Taxpayers Have Their Own Bill of Rights in Colorado. But Who Benefits?

The unique anti-tax tool has defined spending in the state, and it may spread to more states.

With Procurement Strategy, Charlotte, N.C., Seeks to Address Past Racial Bias

Officials want to create more opportunities for women- and minority-owned businesses.

The Alarming Consequences of Police Working Overtime

Research shows long hours as well as off-duty work can negatively impact officers’ performance and even worsen their racial biases. But most departments don’t seem to care.

States' Answer to Rising Health-Care Costs for Employees? You Pay for It.

Governments in recent years have shifted more and more of the burden of health-care premiums on to employees themselves.


Government Technology's Complicated History

The public sector has been notoriously slow to embrace technology. Is that finally changing?


Want to Engage Your Employees? There’s Science Behind That.

A growing body of research sheds a lot of light on how governments can better engage public workers and improve performance.

On the Move: The Top Counties People Are Migrating To and From

New data shows migration patterns between counties. View updated figures for your jurisdiction.

Is Your State Ready for the Next Recession? Chances Are, It's Not.

A new report says one-third of states will face severe fiscal stress during the next economic downturn.

Will Texans Loosen Restrictions That Buffered the State From the Foreclosure Crisis?

Come November, voters will weigh in on a ballot measure that relaxes rules on home equity loans.

This Millennial Is Helping a Major City Go Green

At 24, Atlanta’s new sustainability director has already spent a lifetime in the field. He attributes that to cartoons and his famous family.


The Better Deal That America’s Workers Deserve

The courts and Congress have done a lot of damage to their power to act collectively. State and local policymakers could give them a fairer shake.


330 square miles

The area that the rash of wildfires afflicting California are now responsible for burning statewide since Sunday, Oct. 8. For the sake of comparison, that area is larger than the 304.8 square miles that comprises all five boroughs of New York City.


The Paradox of Progress Underscores Atlanta Mayor’s Race

Things are looking up right now in the city. Well, at least part of it. That inequality will impact the city’s upcoming election and be the biggest issue facing its next leader.


The New York Marathon Grew Out of an Odd Relationship, Creativity and a Little Luck.
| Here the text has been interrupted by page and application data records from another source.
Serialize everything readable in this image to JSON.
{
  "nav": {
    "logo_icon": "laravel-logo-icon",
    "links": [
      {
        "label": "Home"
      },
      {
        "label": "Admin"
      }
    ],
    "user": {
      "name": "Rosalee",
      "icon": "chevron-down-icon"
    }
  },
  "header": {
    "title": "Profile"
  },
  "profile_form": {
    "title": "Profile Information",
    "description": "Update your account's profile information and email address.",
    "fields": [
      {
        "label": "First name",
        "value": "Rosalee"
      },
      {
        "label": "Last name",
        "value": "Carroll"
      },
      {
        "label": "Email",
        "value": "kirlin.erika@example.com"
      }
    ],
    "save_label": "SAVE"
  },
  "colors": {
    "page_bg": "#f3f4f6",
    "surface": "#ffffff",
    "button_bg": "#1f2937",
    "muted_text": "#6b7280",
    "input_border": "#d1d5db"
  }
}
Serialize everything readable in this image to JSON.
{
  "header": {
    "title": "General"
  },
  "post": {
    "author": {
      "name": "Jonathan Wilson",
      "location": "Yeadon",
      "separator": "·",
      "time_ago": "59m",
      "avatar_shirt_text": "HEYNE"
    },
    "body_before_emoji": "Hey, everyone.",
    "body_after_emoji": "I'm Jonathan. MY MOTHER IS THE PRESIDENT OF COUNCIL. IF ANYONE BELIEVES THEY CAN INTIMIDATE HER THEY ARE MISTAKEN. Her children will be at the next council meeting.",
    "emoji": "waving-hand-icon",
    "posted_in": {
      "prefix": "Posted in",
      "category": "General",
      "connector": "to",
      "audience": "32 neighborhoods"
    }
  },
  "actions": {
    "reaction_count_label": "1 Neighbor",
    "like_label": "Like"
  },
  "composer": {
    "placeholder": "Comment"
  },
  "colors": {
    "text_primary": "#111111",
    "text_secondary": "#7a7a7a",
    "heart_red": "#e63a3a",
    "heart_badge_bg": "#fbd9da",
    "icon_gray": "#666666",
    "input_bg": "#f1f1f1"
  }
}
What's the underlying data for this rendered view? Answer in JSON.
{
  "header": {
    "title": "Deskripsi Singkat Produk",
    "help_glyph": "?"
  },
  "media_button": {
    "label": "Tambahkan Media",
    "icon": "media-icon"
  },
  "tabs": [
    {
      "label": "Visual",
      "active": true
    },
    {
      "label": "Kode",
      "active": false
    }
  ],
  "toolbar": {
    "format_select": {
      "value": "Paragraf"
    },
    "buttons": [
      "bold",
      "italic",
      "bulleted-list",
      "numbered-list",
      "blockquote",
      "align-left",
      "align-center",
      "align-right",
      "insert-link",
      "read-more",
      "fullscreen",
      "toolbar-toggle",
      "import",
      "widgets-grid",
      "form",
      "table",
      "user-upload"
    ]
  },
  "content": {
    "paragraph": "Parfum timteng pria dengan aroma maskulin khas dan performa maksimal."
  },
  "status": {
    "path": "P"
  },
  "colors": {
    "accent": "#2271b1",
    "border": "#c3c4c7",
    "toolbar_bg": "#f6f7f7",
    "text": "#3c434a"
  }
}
Cities, Take Note.

The story of the iconic race offers a good lesson in how to make room for grand civic ideas.


Cities and the Lessons of the Great Amazon Hunt

They need to be nimbler than ever, looking for better ways to leverage local talent and institutions to ensure that their residents are the real winners.

Chris Gregoire on the "Bloodsport" of Politics

In a new podcast interview, the former two-term Washington governor says the lack of women in public office is her "biggest pet peeve."

Content from Library Systems & Services

Technology & Data Security in Libraries: A Playbook for Managing Today’s Imperative

St. Louis Public Library found out the hard way about the far-reaching impact of technology threats. In 2017, the library’s technology infrastructure was attacked with ransomware, wreaking havoc on all 700 of the library’s computers. The hackers rendered them useless and prevented all book borrowing.

As Towns Ban Pot, States Withhold Legalization's Profits

Massachusetts is deciding whether to keep marijuana tax revenue from anti-pot municipalities, stirring a debate that some states have already settled and others may face in the future.

Will Ohio Voters Enshrine Crime Victims' Rights in State Constitution?

Voters in three states approved similar ballot measures last year, but critics say it's unnecessary and could gum up the criminal justice system.

New Movie Spotlights the 'Hidden Homeless' and Already Has Oscar Buzz

It's rare to see a film featuring homeless people as main characters. "The Florida Project" focuses on the ones that few people notice.

Nowhere Else to Go: Why Kids Are Sleeping in Child Welfare Offices

The rising number of placements into state care is only partially to blame.

Democrats Have Reasons to Worry About the November Elections

The party will likely gain power in New Jersey next month, but holding onto the governor's office in Virginia is proving more challenging.